The Boy Who Bakesʼ ʻPudding Of The Monthʼ will be; Plum/Damson Almondine (October), Deliciously Creamy Curd Tart (November) Traditional Home Made Mince Pies (December) Apple and Pecan Tart (January) and White Chocolate & Matcha Mousse (February).  There is also the chance to buy special signed copies of ‘The Boy Who Bakesʼ to take away as a souvenir.

I know what my regular readers will be thinking.  I get all the best jobs, right?  Well, I do feel very lucky to have discovered this, and wanted to share the experience with you.  For someone who is a foodie like me, and with a love of hotels being innovative and thinking outside the box, it’s the perfect combination and certainly a very tasty and enjoyable one too!  You’ll be pleased to hear that I was restrained and did limit myself to just two puddings, opting for a delicious macaroon and then one of the most delicious Rhubarb crumbles I’ve ever tasted.

Undoubtedly, this is a very clever way to promote the hotel.  Coming up with ideas like this is often the hard part, but if you think logically, these kinds of concepts can easily fall into place.  It’s actually taking the words right from Rachel’s post – knowing and understanding your own backyard really is crucial.  Rachel has this spot on and it’s the key weakness that most hotels have.  You can take the Athenaeum as a perfect example of a hotel doing this perfectly.  They are very conveniently located in Mayfair right around the corner from the West-End with a passing footfall of theatre goers.  They also have an elegant yet relaxing area where afternoon tea’s are served, but like most such areas in busy city hotels, they see this area of the property really quiet down after 9pm, leaving an underused resource (especially as the property has a separate Whisky bar!).
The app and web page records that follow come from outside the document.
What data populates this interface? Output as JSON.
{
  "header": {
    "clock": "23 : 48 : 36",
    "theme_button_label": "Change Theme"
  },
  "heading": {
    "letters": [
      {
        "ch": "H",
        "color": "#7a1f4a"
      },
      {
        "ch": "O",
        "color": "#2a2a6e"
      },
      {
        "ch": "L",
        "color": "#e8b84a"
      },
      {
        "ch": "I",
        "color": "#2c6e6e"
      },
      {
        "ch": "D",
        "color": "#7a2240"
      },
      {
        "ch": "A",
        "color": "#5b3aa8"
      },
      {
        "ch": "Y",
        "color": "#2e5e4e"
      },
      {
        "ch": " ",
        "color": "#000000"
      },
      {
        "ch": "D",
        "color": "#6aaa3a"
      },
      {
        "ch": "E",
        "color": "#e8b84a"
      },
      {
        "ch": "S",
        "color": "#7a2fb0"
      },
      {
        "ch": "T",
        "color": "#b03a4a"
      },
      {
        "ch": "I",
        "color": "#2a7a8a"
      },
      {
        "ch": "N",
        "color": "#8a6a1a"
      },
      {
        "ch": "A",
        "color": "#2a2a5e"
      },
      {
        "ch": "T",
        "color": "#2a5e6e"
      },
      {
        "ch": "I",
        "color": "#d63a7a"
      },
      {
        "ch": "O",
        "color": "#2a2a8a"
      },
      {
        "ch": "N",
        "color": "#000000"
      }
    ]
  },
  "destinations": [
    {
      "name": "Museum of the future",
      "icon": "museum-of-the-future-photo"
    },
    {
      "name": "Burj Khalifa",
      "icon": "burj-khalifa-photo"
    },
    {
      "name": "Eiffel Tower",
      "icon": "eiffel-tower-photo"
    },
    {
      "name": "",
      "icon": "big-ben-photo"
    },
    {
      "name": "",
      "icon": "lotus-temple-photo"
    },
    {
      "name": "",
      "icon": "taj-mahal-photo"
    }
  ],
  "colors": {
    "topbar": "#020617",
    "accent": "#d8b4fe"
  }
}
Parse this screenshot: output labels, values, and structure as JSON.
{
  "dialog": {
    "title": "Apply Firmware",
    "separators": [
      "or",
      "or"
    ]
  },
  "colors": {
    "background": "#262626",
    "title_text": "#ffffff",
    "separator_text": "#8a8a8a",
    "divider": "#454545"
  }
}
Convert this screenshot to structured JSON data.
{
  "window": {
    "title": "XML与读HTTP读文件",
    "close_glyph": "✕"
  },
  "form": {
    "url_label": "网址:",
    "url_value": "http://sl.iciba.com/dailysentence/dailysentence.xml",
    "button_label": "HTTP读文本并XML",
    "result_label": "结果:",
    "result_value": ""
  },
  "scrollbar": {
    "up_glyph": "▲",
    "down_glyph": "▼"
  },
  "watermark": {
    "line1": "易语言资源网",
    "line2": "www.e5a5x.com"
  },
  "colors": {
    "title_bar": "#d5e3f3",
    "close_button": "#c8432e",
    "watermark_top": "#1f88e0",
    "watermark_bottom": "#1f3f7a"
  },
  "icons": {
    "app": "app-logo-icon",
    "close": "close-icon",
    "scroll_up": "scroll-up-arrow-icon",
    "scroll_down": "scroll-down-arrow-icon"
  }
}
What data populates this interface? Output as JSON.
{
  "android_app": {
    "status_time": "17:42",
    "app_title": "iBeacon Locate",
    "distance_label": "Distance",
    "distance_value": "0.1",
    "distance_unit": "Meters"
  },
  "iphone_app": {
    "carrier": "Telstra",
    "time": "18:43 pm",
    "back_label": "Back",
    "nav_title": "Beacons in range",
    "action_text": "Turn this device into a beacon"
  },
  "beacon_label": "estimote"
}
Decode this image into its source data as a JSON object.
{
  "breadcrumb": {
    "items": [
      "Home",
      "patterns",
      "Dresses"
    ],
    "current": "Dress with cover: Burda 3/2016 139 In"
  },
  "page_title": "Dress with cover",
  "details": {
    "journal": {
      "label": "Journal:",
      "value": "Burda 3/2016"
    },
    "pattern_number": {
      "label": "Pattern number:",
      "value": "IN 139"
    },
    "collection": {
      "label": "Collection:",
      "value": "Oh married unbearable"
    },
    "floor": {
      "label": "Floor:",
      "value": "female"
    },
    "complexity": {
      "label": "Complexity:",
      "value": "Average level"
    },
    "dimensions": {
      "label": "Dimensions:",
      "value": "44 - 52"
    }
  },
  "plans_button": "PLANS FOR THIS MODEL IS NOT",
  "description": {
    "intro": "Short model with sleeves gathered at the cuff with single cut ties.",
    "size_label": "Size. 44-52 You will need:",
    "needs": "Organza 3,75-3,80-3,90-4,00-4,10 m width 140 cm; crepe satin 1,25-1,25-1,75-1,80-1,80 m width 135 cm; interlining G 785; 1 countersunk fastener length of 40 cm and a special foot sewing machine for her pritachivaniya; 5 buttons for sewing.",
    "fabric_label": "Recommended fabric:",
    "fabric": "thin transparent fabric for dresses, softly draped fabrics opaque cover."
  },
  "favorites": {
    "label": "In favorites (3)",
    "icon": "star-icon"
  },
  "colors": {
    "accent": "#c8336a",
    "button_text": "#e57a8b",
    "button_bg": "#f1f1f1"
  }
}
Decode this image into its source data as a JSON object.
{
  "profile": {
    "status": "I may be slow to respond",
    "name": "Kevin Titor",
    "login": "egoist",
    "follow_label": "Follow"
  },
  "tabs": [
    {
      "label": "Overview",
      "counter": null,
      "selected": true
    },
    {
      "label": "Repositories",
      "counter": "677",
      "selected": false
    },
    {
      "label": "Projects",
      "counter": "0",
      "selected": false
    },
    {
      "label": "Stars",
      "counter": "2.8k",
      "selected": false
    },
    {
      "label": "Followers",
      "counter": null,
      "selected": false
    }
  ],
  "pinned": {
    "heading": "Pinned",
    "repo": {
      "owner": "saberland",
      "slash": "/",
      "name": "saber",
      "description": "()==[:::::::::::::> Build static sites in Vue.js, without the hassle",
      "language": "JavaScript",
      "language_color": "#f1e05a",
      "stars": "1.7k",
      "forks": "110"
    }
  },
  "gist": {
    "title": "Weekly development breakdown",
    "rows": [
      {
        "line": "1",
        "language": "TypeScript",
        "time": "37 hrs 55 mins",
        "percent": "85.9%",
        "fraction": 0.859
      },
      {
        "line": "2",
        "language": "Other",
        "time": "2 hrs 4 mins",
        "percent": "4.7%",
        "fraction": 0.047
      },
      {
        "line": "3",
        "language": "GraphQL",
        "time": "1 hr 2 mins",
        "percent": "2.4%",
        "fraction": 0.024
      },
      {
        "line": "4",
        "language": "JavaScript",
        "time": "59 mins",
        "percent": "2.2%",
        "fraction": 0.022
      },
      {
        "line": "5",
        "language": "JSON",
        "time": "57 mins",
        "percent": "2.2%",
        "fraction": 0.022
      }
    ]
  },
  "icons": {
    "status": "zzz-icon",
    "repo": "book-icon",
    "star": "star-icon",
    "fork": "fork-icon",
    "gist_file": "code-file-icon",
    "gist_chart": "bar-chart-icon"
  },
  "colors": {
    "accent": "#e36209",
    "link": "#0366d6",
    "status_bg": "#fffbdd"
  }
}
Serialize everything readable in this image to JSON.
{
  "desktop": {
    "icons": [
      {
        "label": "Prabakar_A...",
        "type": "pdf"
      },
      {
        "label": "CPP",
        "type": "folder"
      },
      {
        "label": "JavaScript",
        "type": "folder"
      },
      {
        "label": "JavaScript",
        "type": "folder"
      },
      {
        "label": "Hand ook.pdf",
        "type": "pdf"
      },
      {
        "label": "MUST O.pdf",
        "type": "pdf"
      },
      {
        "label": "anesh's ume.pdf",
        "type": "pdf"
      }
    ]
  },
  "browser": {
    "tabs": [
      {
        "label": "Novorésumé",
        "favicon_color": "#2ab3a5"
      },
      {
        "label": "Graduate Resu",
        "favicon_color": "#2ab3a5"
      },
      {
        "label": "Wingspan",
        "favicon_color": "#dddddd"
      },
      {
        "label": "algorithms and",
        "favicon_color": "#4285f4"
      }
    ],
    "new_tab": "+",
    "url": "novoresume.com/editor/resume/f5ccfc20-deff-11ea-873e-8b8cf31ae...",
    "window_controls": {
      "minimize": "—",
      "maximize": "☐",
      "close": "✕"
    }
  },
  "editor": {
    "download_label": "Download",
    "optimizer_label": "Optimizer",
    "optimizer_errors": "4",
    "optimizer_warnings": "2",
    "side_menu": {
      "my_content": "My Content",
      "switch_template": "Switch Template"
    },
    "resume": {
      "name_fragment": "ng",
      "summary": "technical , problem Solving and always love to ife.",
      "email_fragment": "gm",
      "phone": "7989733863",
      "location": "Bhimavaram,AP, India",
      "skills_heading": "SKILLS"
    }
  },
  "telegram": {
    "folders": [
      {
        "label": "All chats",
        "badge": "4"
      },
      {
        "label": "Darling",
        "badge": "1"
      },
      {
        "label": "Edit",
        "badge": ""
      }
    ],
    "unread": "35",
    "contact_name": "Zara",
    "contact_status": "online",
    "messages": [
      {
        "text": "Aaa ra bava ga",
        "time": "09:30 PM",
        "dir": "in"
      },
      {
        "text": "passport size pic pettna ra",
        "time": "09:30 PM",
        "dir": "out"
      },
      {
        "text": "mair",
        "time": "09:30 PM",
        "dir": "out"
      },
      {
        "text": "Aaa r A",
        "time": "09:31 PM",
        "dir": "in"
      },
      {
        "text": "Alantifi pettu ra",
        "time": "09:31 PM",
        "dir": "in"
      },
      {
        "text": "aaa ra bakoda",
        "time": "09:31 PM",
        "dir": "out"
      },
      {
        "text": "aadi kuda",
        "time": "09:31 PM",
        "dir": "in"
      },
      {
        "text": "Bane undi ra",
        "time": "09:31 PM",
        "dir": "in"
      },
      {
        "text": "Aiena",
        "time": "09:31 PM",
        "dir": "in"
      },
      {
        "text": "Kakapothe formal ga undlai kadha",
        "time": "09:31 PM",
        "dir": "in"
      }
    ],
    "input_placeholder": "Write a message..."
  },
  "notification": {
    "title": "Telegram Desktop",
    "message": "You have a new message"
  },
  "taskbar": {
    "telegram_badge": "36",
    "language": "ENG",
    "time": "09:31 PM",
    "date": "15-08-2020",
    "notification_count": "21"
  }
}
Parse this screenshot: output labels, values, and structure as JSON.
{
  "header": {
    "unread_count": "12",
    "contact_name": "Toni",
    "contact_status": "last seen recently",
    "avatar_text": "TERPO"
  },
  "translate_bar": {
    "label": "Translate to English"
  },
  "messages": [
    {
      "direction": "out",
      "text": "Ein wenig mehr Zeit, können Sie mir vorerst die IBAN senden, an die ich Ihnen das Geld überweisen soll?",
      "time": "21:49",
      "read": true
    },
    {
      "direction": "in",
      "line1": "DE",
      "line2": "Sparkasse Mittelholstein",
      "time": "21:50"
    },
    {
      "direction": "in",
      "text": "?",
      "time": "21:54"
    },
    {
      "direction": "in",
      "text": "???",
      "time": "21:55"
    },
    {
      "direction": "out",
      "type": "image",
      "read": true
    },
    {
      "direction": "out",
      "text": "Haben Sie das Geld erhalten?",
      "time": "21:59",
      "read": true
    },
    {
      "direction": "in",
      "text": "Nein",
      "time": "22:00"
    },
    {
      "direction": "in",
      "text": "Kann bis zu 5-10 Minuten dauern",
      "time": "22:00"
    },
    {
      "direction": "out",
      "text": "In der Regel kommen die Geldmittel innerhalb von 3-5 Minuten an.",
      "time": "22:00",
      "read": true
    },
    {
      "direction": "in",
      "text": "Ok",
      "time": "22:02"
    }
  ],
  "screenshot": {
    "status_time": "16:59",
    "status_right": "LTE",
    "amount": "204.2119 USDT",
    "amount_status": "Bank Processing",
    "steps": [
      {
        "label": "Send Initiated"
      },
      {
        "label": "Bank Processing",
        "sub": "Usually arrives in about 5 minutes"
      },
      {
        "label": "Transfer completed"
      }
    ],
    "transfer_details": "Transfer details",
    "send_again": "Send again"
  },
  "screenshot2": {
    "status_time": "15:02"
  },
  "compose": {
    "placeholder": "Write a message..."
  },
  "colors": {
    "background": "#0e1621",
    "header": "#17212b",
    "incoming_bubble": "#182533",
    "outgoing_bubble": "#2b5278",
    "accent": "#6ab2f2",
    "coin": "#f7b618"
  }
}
So it can be as simple as that – finding a need and matching it to the space in your hotel can be a great way to raise awareness of your property and of course bring in that much converted extra revenue.  One piece of advice – don’t over price.  The Athenaeum have understood this perfectly, and set their pricing at just £10 per visit, £15 including a glass of Pudding Wine.  Set too high (no matter how luxurious your property is) and you’ll get nothing but an empty room once the initial buzz has dies down.

So if you find yourself in London and fancy a late night sweet treat or a post-theatre bite, give the Pudding Parlour at the Athenaeum a try.  You won’t be disappointed.